For a good long while, this life sustained me. I wanted so much to be a mother that when my dream finally came true not once but twice, I built a bubble of bliss around myself and my children. This is what you waited for your whole life I would tell myself. This is what you were put on this earth to do I would remind myself. And I convinced myself that I would enjoy it. Every single second of it. You see, what I erected around myself and my children was a snow globe life. Our house was a place where everything was perfect; only happiness and joy and kindness could exist there. Just like a bucolic snow globe scene has no place for dissatisfaction or loneliness or frustration, our life and my thoughts didn’t have room for them either. I had masterfully engineered a world where like the snowflakes in a snow globe, love would shower down on my children and settle comfortably at their feet. It was my mission to create a world where we would experience only health and happiness, never discomfort or pain.

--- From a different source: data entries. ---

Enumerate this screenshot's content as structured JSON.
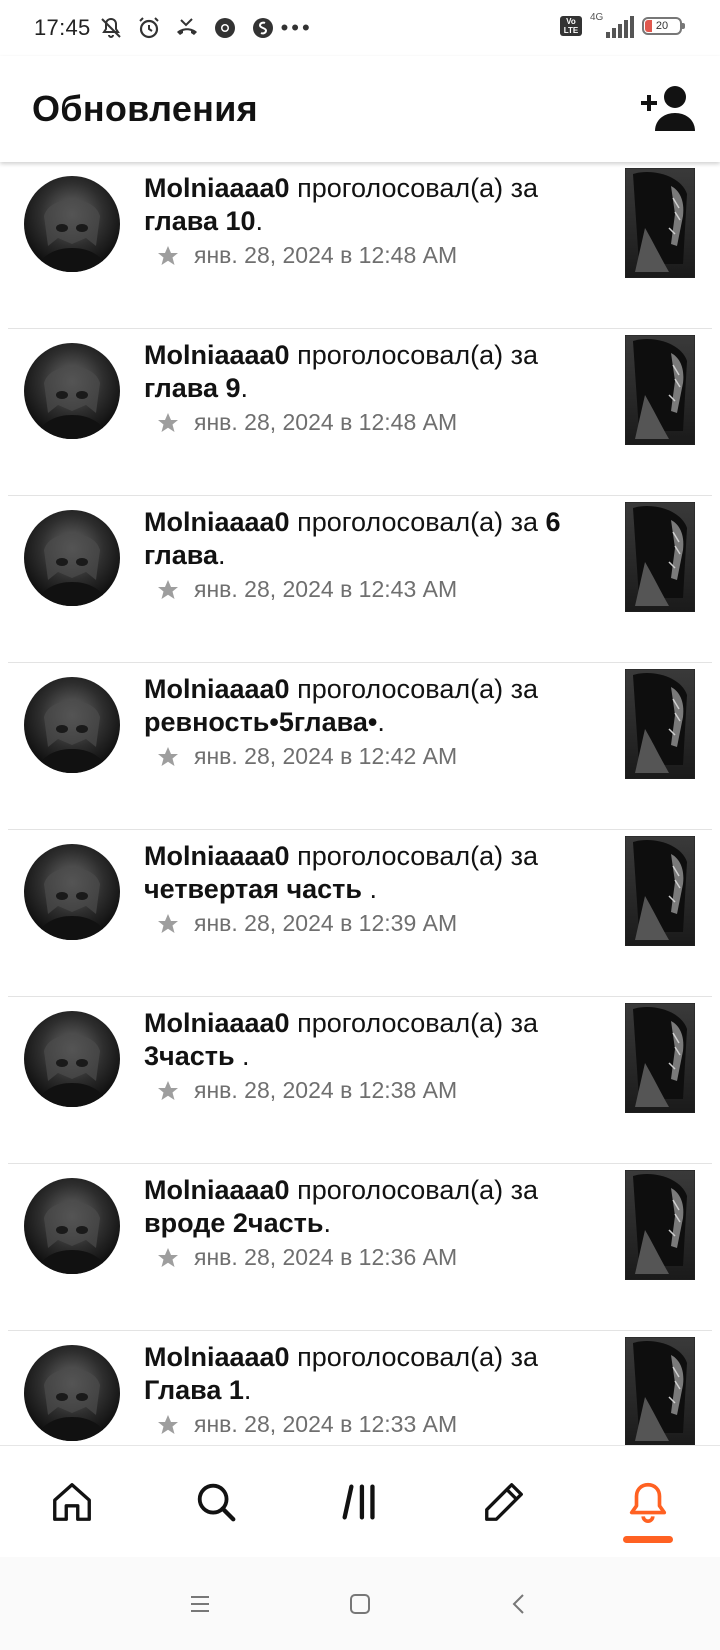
{
  "status_bar": {
    "time": "17:45",
    "network": "4G",
    "volte": "Vo LTE",
    "battery": "20"
  },
  "header": {
    "title": "Обновления",
    "add_friend_icon": "person-add-icon"
  },
  "feed": {
    "items": [
      {
        "user": "Molniaaaa0",
        "action": "проголосовал(а) за",
        "story": "глава 10",
        "time": "янв. 28, 2024 в 12:48 AM"
      },
      {
        "user": "Molniaaaa0",
        "action": "проголосовал(а) за",
        "story": "глава 9",
        "time": "янв. 28, 2024 в 12:48 AM"
      },
      {
        "user": "Molniaaaa0",
        "action": "проголосовал(а) за",
        "story": "6 глава",
        "time": "янв. 28, 2024 в 12:43 AM"
      },
      {
        "user": "Molniaaaa0",
        "action": "проголосовал(а) за",
        "story": "ревность•5глава•",
        "time": "янв. 28, 2024 в 12:42 AM"
      },
      {
        "user": "Molniaaaa0",
        "action": "проголосовал(а) за",
        "story": "четвертая часть ",
        "time": "янв. 28, 2024 в 12:39 AM"
      },
      {
        "user": "Molniaaaa0",
        "action": "проголосовал(а) за",
        "story": "3часть ",
        "time": "янв. 28, 2024 в 12:38 AM"
      },
      {
        "user": "Molniaaaa0",
        "action": "проголосовал(а) за",
        "story": "вроде 2часть",
        "time": "янв. 28, 2024 в 12:36 AM"
      },
      {
        "user": "Molniaaaa0",
        "action": "проголосовал(а) за",
        "story": "Глава 1",
        "time": "янв. 28, 2024 в 12:33 AM"
      }
    ]
  },
  "bottom_nav": {
    "items": [
      "home-icon",
      "search-icon",
      "library-icon",
      "write-icon",
      "notifications-icon"
    ],
    "active": "notifications-icon",
    "accent": "#ff6122"
  },
  "system_nav": [
    "menu-icon",
    "home-square-icon",
    "back-icon"
  ]
}
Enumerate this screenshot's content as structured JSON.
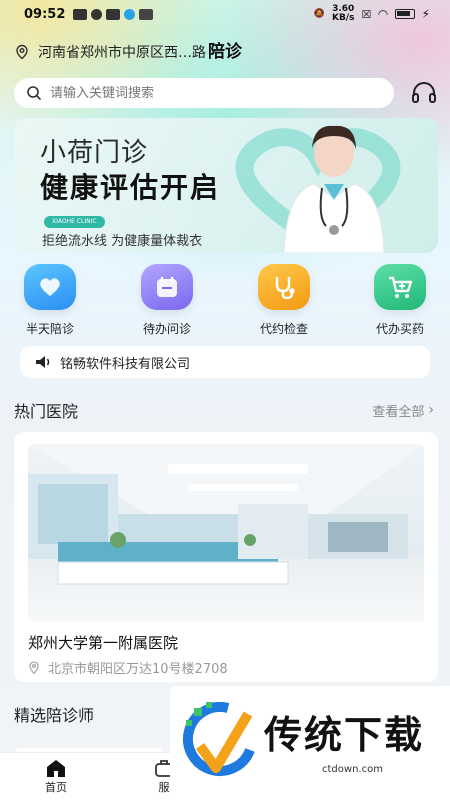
{
  "status_bar": {
    "time": "09:52",
    "net_speed": "3.60\nKB/s"
  },
  "header": {
    "title": "陪诊",
    "location": "河南省郑州市中原区西…路"
  },
  "search": {
    "placeholder": "请输入关键词搜索"
  },
  "banner": {
    "line1": "小荷门诊",
    "line2": "健康评估开启",
    "badge": "XIAOHE CLINIC",
    "subtitle": "拒绝流水线 为健康量体裁衣"
  },
  "services": [
    {
      "label": "半天陪诊",
      "icon": "heart-hands-icon",
      "color": "#3aa8f0"
    },
    {
      "label": "待办问诊",
      "icon": "calendar-icon",
      "color": "#8a7cf0"
    },
    {
      "label": "代约检查",
      "icon": "stethoscope-icon",
      "color": "#f6a21a"
    },
    {
      "label": "代办买药",
      "icon": "cart-icon",
      "color": "#2fc48a"
    }
  ],
  "notice": {
    "text": "铭畅软件科技有限公司"
  },
  "hot_hospitals": {
    "title": "热门医院",
    "more": "查看全部",
    "items": [
      {
        "name": "郑州大学第一附属医院",
        "address": "北京市朝阳区万达10号楼2708"
      }
    ]
  },
  "escorts": {
    "title": "精选陪诊师"
  },
  "tabbar": {
    "home": "首页",
    "service": "服"
  },
  "ad": {
    "title": "传统下载",
    "url": "ctdown.com"
  }
}
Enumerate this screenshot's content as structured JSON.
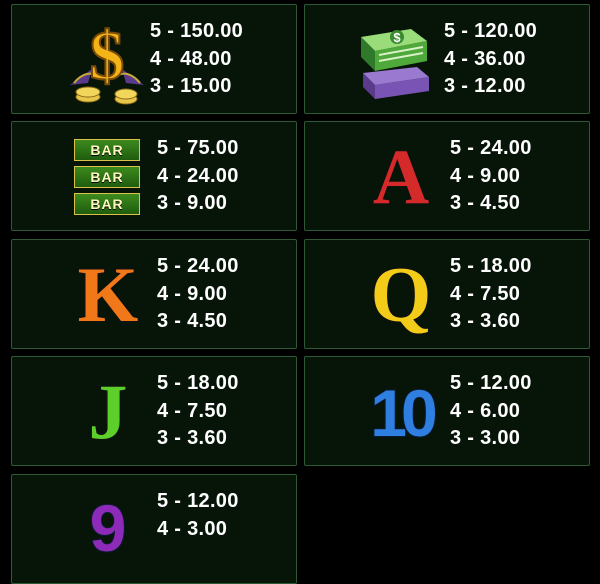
{
  "paytable": [
    {
      "symbol": "dollar-sign",
      "pays": [
        "5 - 150.00",
        "4 - 48.00",
        "3 - 15.00"
      ]
    },
    {
      "symbol": "money-stack",
      "pays": [
        "5 - 120.00",
        "4 - 36.00",
        "3 - 12.00"
      ]
    },
    {
      "symbol": "bar",
      "bar_labels": [
        "BAR",
        "BAR",
        "BAR"
      ],
      "pays": [
        "5 - 75.00",
        "4 - 24.00",
        "3 - 9.00"
      ]
    },
    {
      "symbol": "A",
      "glyph": "A",
      "color": "#d42a2a",
      "pays": [
        "5 - 24.00",
        "4 - 9.00",
        "3 - 4.50"
      ]
    },
    {
      "symbol": "K",
      "glyph": "K",
      "color": "#f07818",
      "pays": [
        "5 - 24.00",
        "4 - 9.00",
        "3 - 4.50"
      ]
    },
    {
      "symbol": "Q",
      "glyph": "Q",
      "color": "#f2cc18",
      "pays": [
        "5 - 18.00",
        "4 - 7.50",
        "3 - 3.60"
      ]
    },
    {
      "symbol": "J",
      "glyph": "J",
      "color": "#5ccf2a",
      "pays": [
        "5 - 18.00",
        "4 - 7.50",
        "3 - 3.60"
      ]
    },
    {
      "symbol": "10",
      "glyph": "10",
      "color": "#2f7fe0",
      "pays": [
        "5 - 12.00",
        "4 - 6.00",
        "3 - 3.00"
      ]
    },
    {
      "symbol": "9",
      "glyph": "9",
      "color": "#8d2ab8",
      "pays": [
        "5 - 12.00",
        "4 - 3.00"
      ]
    }
  ]
}
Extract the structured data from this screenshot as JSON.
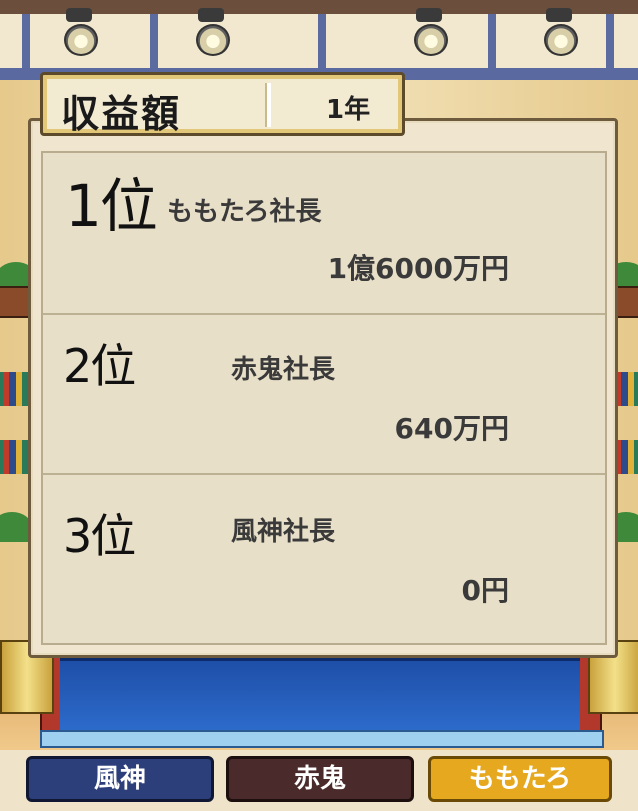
{
  "header": {
    "title": "収益額",
    "period": "1年"
  },
  "rankings": [
    {
      "rank": "1位",
      "name": "ももたろ社長",
      "amount": "1億6000万円"
    },
    {
      "rank": "2位",
      "name": "赤鬼社長",
      "amount": "640万円"
    },
    {
      "rank": "3位",
      "name": "風神社長",
      "amount": "0円"
    }
  ],
  "buttons": [
    {
      "label": "風神"
    },
    {
      "label": "赤鬼"
    },
    {
      "label": "ももたろ"
    }
  ],
  "colors": {
    "fujin": "#2c3f7a",
    "akaoni": "#4a2a2a",
    "momotaro": "#e6a81e",
    "panel": "#f0e6cf"
  }
}
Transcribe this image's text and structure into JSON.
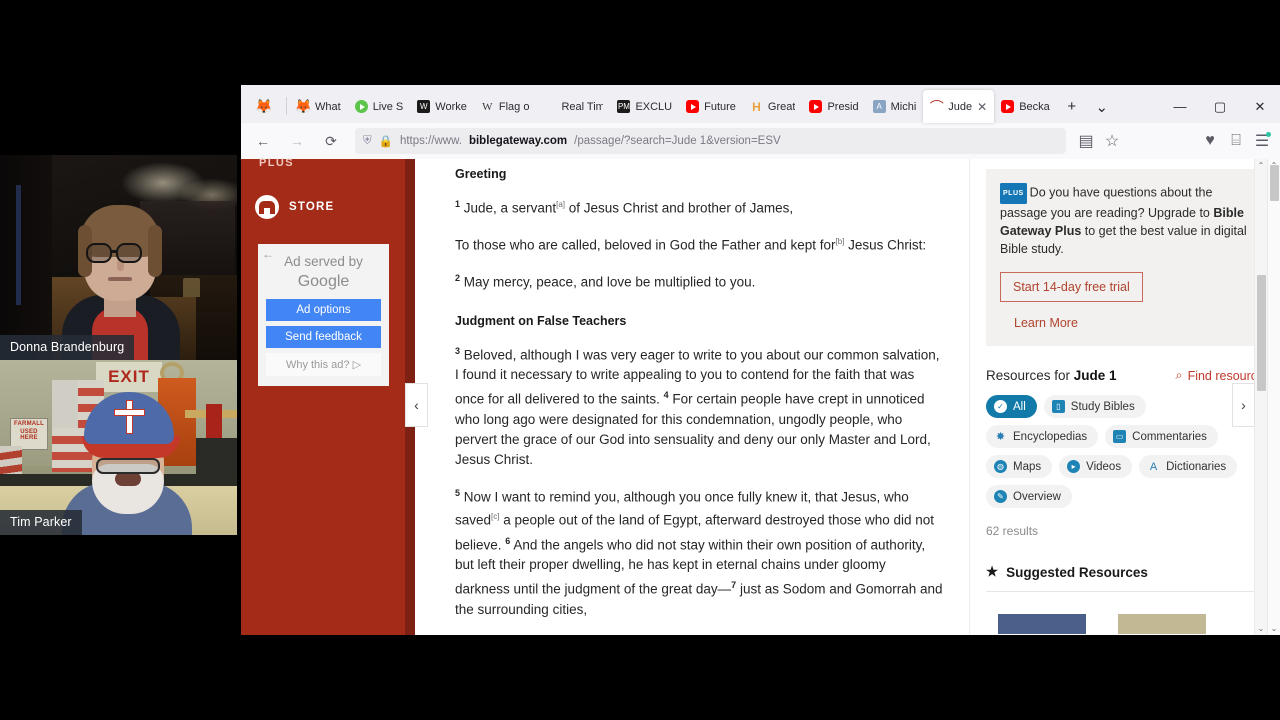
{
  "meeting": {
    "participants": [
      {
        "name": "Donna Brandenburg"
      },
      {
        "name": "Tim Parker"
      }
    ]
  },
  "browser": {
    "tabs": [
      {
        "label": "",
        "favicon": "firefox-icon",
        "active": false
      },
      {
        "label": "What",
        "favicon": "firefox-icon",
        "active": false
      },
      {
        "label": "Live S",
        "favicon": "play-circle-icon",
        "active": false
      },
      {
        "label": "Worke",
        "favicon": "dark-square-icon",
        "active": false
      },
      {
        "label": "Flag o",
        "favicon": "w-letter-icon",
        "active": false
      },
      {
        "label": "Real Time",
        "favicon": "blank-icon",
        "active": false
      },
      {
        "label": "EXCLU",
        "favicon": "pm-square-icon",
        "active": false
      },
      {
        "label": "Future",
        "favicon": "youtube-icon",
        "active": false
      },
      {
        "label": "Great",
        "favicon": "h-letter-icon",
        "active": false
      },
      {
        "label": "Presid",
        "favicon": "youtube-icon",
        "active": false
      },
      {
        "label": "Michi",
        "favicon": "blue-doc-icon",
        "active": false
      },
      {
        "label": "Jude",
        "favicon": "biblegateway-icon",
        "active": true
      },
      {
        "label": "Becka",
        "favicon": "youtube-icon",
        "active": false
      }
    ],
    "new_tab_label": "+",
    "tab_list_label": "⌄",
    "tab_close_label": "✕",
    "window_controls": {
      "minimize": "—",
      "maximize": "▢",
      "close": "✕"
    },
    "nav": {
      "back": "←",
      "forward": "→",
      "reload": "⟳"
    },
    "url": {
      "prefix": "https://www.",
      "domain": "biblegateway.com",
      "path": "/passage/?search=Jude 1&version=ESV",
      "shield_icon": "shield-icon",
      "lock_icon": "lock-icon"
    },
    "toolbar_icons": [
      "reader-mode-icon",
      "bookmark-star-icon",
      "pocket-icon",
      "extensions-icon",
      "app-menu-icon"
    ]
  },
  "sidebar": {
    "plus_label": "PLUS",
    "store_label": "STORE",
    "ad": {
      "back_arrow": "←",
      "line1": "Ad served by",
      "line2": "Google",
      "options_label": "Ad options",
      "feedback_label": "Send feedback",
      "why_label": "Why this ad? ▷"
    }
  },
  "passage": {
    "prev_label": "‹",
    "next_label": "›",
    "blocks": [
      {
        "type": "heading",
        "text": "Greeting"
      },
      {
        "type": "verse",
        "number": "1",
        "text": "Jude, a servant",
        "footnote": "[a]",
        "tail": " of Jesus Christ and brother of James,"
      },
      {
        "type": "para",
        "text_a": "To those who are called, beloved in God the Father and kept for",
        "footnote": "[b]",
        "text_b": " Jesus Christ:"
      },
      {
        "type": "verse",
        "number": "2",
        "text": "May mercy, peace, and love be multiplied to you.",
        "footnote": "",
        "tail": ""
      },
      {
        "type": "heading",
        "text": "Judgment on False Teachers"
      },
      {
        "type": "verse",
        "number": "3",
        "text": "Beloved, although I was very eager to write to you about our common salvation, I found it necessary to write appealing to you to contend for the faith that was once for all delivered to the saints. ",
        "footnote": "",
        "tail": ""
      },
      {
        "type": "verse",
        "number": "4",
        "text": "For certain people have crept in unnoticed who long ago were designated for this condemnation, ungodly people, who pervert the grace of our God into sensuality and deny our only Master and Lord, Jesus Christ.",
        "footnote": "",
        "tail": ""
      },
      {
        "type": "verse",
        "number": "5",
        "text": "Now I want to remind you, although you once fully knew it, that Jesus, who saved",
        "footnote": "[c]",
        "tail": " a people out of the land of Egypt, afterward destroyed those who did not believe. "
      },
      {
        "type": "verse",
        "number": "6",
        "text": "And the angels who did not stay within their own position of authority, but left their proper dwelling, he has kept in eternal chains under gloomy darkness until the judgment of the great day—",
        "footnote": "",
        "tail": ""
      },
      {
        "type": "verse",
        "number": "7",
        "text": "just as Sodom and Gomorrah and the surrounding cities,",
        "footnote": "",
        "tail": ""
      }
    ]
  },
  "right_panel": {
    "promo": {
      "badge": "PLUS",
      "text_1": "Do you have questions about the passage you are reading? Upgrade to ",
      "brand": "Bible Gateway Plus",
      "text_2": " to get the best value in digital Bible study.",
      "cta": "Start 14-day free trial",
      "learn_more": "Learn More"
    },
    "resources": {
      "title_prefix": "Resources for ",
      "title_ref": "Jude 1",
      "find_label": "Find resource",
      "find_icon": "search-icon",
      "chips": [
        {
          "label": "All",
          "icon": "check-circle-icon",
          "active": true
        },
        {
          "label": "Study Bibles",
          "icon": "book-icon",
          "active": false
        },
        {
          "label": "Encyclopedias",
          "icon": "globe-icon",
          "active": false
        },
        {
          "label": "Commentaries",
          "icon": "comment-icon",
          "active": false
        },
        {
          "label": "Maps",
          "icon": "map-globe-icon",
          "active": false
        },
        {
          "label": "Videos",
          "icon": "play-circle-icon",
          "active": false
        },
        {
          "label": "Dictionaries",
          "icon": "letter-a-icon",
          "active": false
        },
        {
          "label": "Overview",
          "icon": "pencil-circle-icon",
          "active": false
        }
      ],
      "results_count": "62 results",
      "suggested_title": "Suggested Resources",
      "suggested_icon": "star-icon"
    }
  },
  "scrollbars": {
    "up_arrow": "⌃",
    "down_arrow": "⌄"
  },
  "colors": {
    "brand_red": "#a32b18",
    "accent_blue": "#127aa8",
    "cta_red": "#b0432e",
    "google_blue": "#4285f4"
  }
}
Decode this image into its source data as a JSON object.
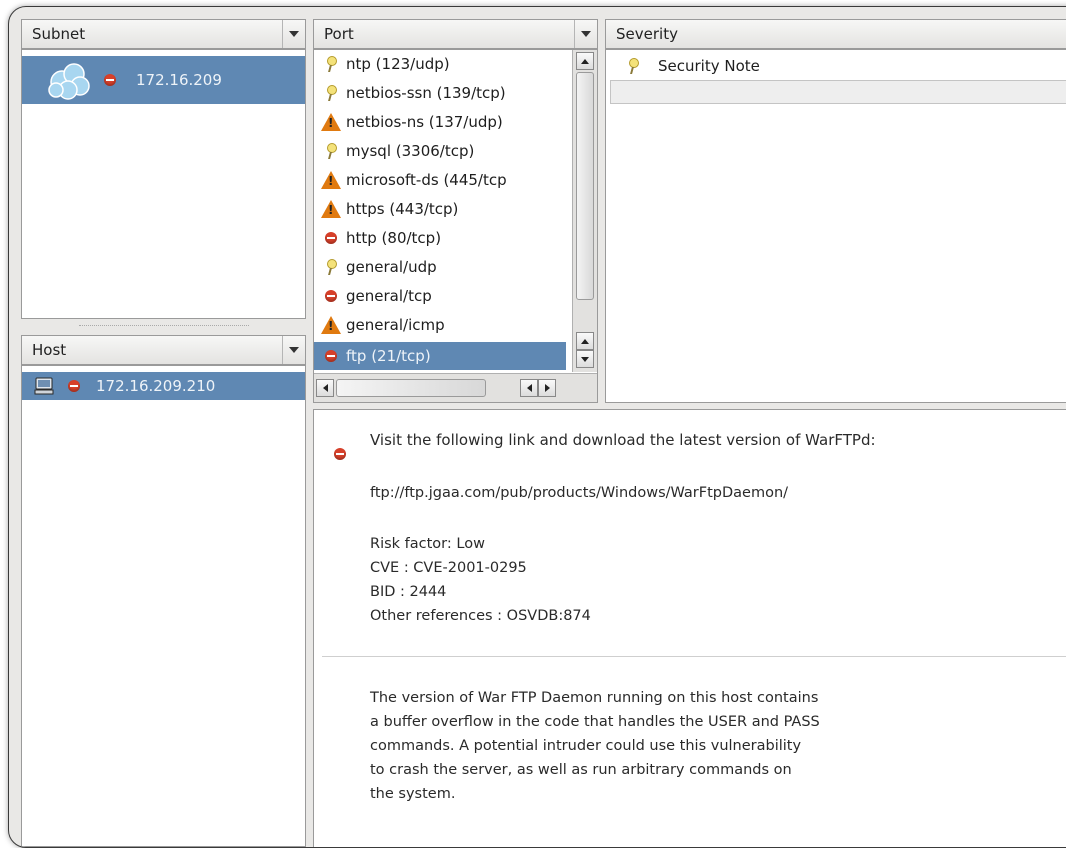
{
  "subnet": {
    "header": "Subnet",
    "items": [
      {
        "label": "172.16.209",
        "icon": "cloud-icon",
        "status": "deny-icon"
      }
    ]
  },
  "host": {
    "header": "Host",
    "items": [
      {
        "label": "172.16.209.210",
        "icon": "computer-icon",
        "status": "deny-icon"
      }
    ]
  },
  "port": {
    "header": "Port",
    "items": [
      {
        "label": "ntp (123/udp)",
        "icon": "note-icon"
      },
      {
        "label": "netbios-ssn (139/tcp)",
        "icon": "note-icon"
      },
      {
        "label": "netbios-ns (137/udp)",
        "icon": "warning-icon"
      },
      {
        "label": "mysql (3306/tcp)",
        "icon": "note-icon"
      },
      {
        "label": "microsoft-ds (445/tcp",
        "icon": "warning-icon"
      },
      {
        "label": "https (443/tcp)",
        "icon": "warning-icon"
      },
      {
        "label": "http (80/tcp)",
        "icon": "deny-icon"
      },
      {
        "label": "general/udp",
        "icon": "note-icon"
      },
      {
        "label": "general/tcp",
        "icon": "deny-icon"
      },
      {
        "label": "general/icmp",
        "icon": "warning-icon"
      },
      {
        "label": "ftp (21/tcp)",
        "icon": "deny-icon",
        "selected": true
      }
    ]
  },
  "severity": {
    "header": "Severity",
    "items": [
      {
        "label": "Security Note",
        "icon": "note-icon"
      }
    ]
  },
  "detail": {
    "block1": {
      "line1": "Visit the following link and download the latest version of WarFTPd:",
      "line2": "ftp://ftp.jgaa.com/pub/products/Windows/WarFtpDaemon/",
      "line3": "Risk factor: Low",
      "line4": "CVE : CVE-2001-0295",
      "line5": "BID : 2444",
      "line6": "Other references : OSVDB:874"
    },
    "block2": {
      "line1": "The version of War FTP Daemon running on this host contains",
      "line2": "a buffer overflow in the code that handles the USER and PASS",
      "line3": "commands. A potential intruder could use this vulnerability",
      "line4": "to crash the server, as well as run arbitrary commands on",
      "line5": "the system."
    }
  },
  "colors": {
    "selection": "#5f88b3",
    "deny": "#d7402a",
    "warning": "#e07a10"
  }
}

It sounds silly in retrospect, but I really felt this way, and it was only when I acknowledged a growing restlessness with my life that I began to understand the truth: snow globe living is not real. The irritation, loneliness and discontentment that I wasn’t allowing myself to feel are real human emotions that we all have, that we must have if we are to live authentic lives. What I had not allowed myself before in my snow globe existence was to admit that yes, I find aspects of motherhood tedious and mind numbing. I miss working outside the home, earning money for my hard work and having some part of my life be independent of my family. I miss thinking and reading and writing, and simply interacting with adults. That’s the truth, and it is liberating to proclaim it. In allowing myself to feel the underside of being a mother, I am allowing myself to exist in the real world, one in which anger, sadness and frustration are necessary price tags for being authentic.

And so here I am devoid of my former snow globe thinking and wondering where my fresh new outlook on motherhood will take me. Now that my feet are planted firmly in reality (which ironically is snow-covered here in northeastern PA), I am hoping to use this blog to explore the ecstasy and the anguish of being a mommy. It is my ardent belief that by acknowledging and even embracing the struggles, I can revel in the joys that much more, which is why as I write this I can’t help but think back to how delicious my son’s cheek felt next to mine when I danced with him today in the living room or how I just about melted when at dinner tonight my daughter whispered into my ear, “Psst…I love you.” Wouldn’t it be something if all it took to soak up and appreciate every last morsel of our children’s wonderfulness was to come to terms with the fact that they also drive us crazy? A collection of contradictions. Looks like there’s a post for next time.